you've already figured that out by now. I don't want to be French, I
just want to take what's best from the French. Stealing, for your own
self-interest -- Republicans should love this idea. Taking what's best
from the French: You know who else did that? The Founding Fathers.
Hate to sink your toy boat, Fox News, but the Founding Fathers, the
ones you say you revere, were children of the French Enlightenment,
and fans of it, and they turned it into a musical called the
Constitution of the United States. And they did a helluva job, so good
it has been said that it was written by geniuses so it could be run by
idiots. But the current administration is putting that to the test.
The Founding Fathers were erudite, well-read, European-thinking
aristocrats -- they would have had nothing in common with, and no use
for, an ill-read xenophobic bumpkin like George W. Bush.

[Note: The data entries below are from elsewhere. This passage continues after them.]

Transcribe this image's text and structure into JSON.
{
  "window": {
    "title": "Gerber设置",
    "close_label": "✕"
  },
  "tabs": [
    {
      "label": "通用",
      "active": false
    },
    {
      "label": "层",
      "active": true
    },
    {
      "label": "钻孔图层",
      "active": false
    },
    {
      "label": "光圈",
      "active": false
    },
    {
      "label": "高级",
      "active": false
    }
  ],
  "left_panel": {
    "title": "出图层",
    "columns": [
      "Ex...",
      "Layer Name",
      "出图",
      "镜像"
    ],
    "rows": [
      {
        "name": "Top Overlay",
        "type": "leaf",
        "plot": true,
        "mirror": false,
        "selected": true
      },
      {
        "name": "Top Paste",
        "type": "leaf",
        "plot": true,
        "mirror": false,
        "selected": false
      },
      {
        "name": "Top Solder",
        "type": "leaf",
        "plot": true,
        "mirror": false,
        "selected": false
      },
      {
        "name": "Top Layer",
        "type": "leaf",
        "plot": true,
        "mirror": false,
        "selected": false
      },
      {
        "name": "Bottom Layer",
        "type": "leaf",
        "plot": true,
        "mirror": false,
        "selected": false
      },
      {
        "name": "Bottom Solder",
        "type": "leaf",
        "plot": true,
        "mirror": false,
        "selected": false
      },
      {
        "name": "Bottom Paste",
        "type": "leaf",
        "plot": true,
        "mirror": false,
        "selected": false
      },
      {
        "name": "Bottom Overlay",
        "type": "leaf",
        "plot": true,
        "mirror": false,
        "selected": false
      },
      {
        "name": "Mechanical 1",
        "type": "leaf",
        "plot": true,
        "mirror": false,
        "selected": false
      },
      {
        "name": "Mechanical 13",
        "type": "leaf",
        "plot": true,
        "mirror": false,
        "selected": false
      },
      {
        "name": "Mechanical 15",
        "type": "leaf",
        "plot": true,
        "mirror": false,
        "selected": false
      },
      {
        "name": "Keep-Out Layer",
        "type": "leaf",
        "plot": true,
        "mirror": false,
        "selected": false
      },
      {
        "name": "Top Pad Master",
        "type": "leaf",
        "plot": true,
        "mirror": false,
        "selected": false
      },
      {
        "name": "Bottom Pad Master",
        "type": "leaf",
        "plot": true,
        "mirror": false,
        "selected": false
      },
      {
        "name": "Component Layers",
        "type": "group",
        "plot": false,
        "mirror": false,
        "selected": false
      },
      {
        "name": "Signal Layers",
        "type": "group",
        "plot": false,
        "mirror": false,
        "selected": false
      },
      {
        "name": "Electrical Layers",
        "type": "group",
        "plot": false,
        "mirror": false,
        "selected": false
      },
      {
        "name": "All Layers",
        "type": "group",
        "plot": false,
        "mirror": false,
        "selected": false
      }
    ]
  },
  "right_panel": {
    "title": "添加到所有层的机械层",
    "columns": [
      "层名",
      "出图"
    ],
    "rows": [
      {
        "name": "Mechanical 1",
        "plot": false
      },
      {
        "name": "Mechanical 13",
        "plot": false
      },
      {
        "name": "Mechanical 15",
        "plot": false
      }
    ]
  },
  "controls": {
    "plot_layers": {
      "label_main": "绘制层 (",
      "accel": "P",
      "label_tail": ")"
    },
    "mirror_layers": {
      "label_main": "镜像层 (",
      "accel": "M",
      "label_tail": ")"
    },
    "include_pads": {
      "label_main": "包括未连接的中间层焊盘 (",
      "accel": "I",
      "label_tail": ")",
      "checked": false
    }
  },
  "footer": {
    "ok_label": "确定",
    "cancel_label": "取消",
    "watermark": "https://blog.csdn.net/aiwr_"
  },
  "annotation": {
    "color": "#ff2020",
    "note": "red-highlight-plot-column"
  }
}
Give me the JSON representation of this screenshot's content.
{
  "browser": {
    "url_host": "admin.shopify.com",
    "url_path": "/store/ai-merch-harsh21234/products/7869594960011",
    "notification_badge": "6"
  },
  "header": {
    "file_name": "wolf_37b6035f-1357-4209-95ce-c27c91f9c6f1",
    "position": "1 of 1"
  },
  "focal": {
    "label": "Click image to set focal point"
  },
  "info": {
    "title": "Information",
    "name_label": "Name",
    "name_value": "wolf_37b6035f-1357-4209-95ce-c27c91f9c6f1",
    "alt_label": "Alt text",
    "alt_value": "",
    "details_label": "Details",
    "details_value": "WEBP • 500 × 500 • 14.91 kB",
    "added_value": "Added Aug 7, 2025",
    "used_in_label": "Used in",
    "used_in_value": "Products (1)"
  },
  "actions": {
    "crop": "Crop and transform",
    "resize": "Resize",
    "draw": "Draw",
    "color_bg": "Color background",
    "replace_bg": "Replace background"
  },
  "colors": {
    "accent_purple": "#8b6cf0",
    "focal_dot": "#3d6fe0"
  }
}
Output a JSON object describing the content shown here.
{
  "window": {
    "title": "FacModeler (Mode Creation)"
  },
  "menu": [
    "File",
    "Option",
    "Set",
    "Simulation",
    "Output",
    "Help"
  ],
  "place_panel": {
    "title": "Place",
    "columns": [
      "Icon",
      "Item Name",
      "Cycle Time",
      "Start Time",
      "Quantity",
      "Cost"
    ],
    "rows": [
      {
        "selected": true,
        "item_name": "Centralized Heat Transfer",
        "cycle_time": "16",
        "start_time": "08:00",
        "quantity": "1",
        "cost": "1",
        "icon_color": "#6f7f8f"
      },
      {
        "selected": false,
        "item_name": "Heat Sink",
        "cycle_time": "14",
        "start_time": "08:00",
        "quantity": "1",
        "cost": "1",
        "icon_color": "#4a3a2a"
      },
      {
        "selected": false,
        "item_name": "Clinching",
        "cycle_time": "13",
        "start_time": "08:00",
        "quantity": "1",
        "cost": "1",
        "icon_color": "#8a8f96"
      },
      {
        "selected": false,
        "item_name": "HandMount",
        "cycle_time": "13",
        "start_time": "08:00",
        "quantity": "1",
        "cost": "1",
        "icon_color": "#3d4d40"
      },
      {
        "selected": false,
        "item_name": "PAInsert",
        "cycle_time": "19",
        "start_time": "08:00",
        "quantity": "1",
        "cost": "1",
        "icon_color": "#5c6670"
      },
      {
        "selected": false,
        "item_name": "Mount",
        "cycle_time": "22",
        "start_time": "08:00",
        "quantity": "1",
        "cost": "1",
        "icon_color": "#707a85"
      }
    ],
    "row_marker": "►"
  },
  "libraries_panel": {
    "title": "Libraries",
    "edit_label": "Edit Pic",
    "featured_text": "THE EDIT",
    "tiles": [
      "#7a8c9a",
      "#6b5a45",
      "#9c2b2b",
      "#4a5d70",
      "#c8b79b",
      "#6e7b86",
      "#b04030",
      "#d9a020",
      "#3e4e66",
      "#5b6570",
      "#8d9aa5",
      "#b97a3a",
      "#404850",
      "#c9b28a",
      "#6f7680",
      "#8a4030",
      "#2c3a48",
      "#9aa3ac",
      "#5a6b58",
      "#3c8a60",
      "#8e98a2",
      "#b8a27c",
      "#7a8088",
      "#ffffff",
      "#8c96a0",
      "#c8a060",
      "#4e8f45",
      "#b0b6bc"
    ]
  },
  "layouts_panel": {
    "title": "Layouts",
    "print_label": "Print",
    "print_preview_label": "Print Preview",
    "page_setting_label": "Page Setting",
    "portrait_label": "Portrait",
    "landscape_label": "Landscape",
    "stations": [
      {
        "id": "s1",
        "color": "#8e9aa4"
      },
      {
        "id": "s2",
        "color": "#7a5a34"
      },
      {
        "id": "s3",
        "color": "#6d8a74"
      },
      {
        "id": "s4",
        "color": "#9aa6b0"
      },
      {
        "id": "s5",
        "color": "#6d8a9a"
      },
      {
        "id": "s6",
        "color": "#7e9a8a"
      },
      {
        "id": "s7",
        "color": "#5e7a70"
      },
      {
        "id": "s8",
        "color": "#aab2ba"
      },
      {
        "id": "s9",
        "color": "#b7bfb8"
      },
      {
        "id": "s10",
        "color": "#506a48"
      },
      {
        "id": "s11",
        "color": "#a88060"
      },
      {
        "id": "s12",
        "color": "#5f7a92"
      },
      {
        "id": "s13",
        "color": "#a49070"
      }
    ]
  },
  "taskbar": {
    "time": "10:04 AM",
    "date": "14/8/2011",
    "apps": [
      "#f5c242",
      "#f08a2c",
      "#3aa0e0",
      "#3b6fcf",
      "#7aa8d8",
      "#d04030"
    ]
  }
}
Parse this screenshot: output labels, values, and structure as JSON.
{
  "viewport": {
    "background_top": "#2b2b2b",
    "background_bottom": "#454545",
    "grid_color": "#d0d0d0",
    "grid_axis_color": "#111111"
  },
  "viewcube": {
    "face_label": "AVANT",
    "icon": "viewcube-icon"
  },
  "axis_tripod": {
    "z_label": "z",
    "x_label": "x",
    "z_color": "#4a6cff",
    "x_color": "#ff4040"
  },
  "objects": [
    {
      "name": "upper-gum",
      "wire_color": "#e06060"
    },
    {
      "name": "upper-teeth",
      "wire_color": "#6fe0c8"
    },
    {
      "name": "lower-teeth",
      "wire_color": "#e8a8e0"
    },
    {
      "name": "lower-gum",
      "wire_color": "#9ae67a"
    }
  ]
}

The American ideas of individuality, religious tolerance and freedom
of speech came directly out of the French Enlightenment -- but, shhh,
don't tell Alabama. Voltaire wrote "men are born equal" before
Jefferson was wise enough to steal it.

Countries are like people -- they tend to get smarter as they get
older. Noted military genius Donald Rumsfeld famously dismissed France
as part of Old Europe, but the French are ... what's the word I'm
looking for? Oh yeah, "mature." We think they're rude and snobby, but
maybe that's because they're talking to us.

For example, France just had an election, and people over there
approach an election differently. They vote. Eighty-five percent
turned out. The only thing 85 percent of Americans ever voted on was

Maybe the high turnout has something to do with the fact that the
French candidates are never asked where they stand on evolution,
prayer in school, abortion, stem cell research or gay marriage. And if
the candidate knows about a character in a book other than Jesus, it's
not a drawback. There is no Pierre Six-pack who can be fooled by
childish wedge issues. And the electorate doesn't vote for the guy
they want to have a croissant with. Nor do they care about the
candidate's private lives: In the current race, Sigolhne Royal has
four kids but never bothered to get married. And she's a socialist. In
America, if a Democrat even thinks you're calling him a liberal he
immediately grabs an orange vest and a rifle and heads into the woods
to kill something.

The conservative candidate is married, but he and his wife live apart
and lead separate lives. They aren't asked about it in the media, and
the people are OK with it, for the same reason the people are OK with
nude beaches: because they're not a nation of 6-year-olds who scream
and giggle if they see pee-pee parts. They have weird ideas about
privacy. They think it should be private. In France, everyone has a
mistress. Even mistresses have mistresses. To not have a lady on the
side says to the voters, "I'm no good at multitasking."

France has its faults -- the country has high unemployment, a nasty
immigrant problem and all that ridiculous accordion music. But its
healthcare is the best, it's not dependent on Mideast oil, it has the
lowest poverty rate and the lowest income-inequality rate among
industrialized nations, and it's the greenest, with the lowest carbon
dumping and the lowest electricity bill.

France has 20,000 miles of railroads that work. We have the trolley at
the mall that takes you from Pottery Barn to the Gap. It has bullet
trains. We have bullets. France has public intellectuals. We have Dr.
Phil. And France invented sex during the day, the minage ` trois,
lingerie and the tongue.

And the French are not fat. Can't we just admit we could learn
something from them?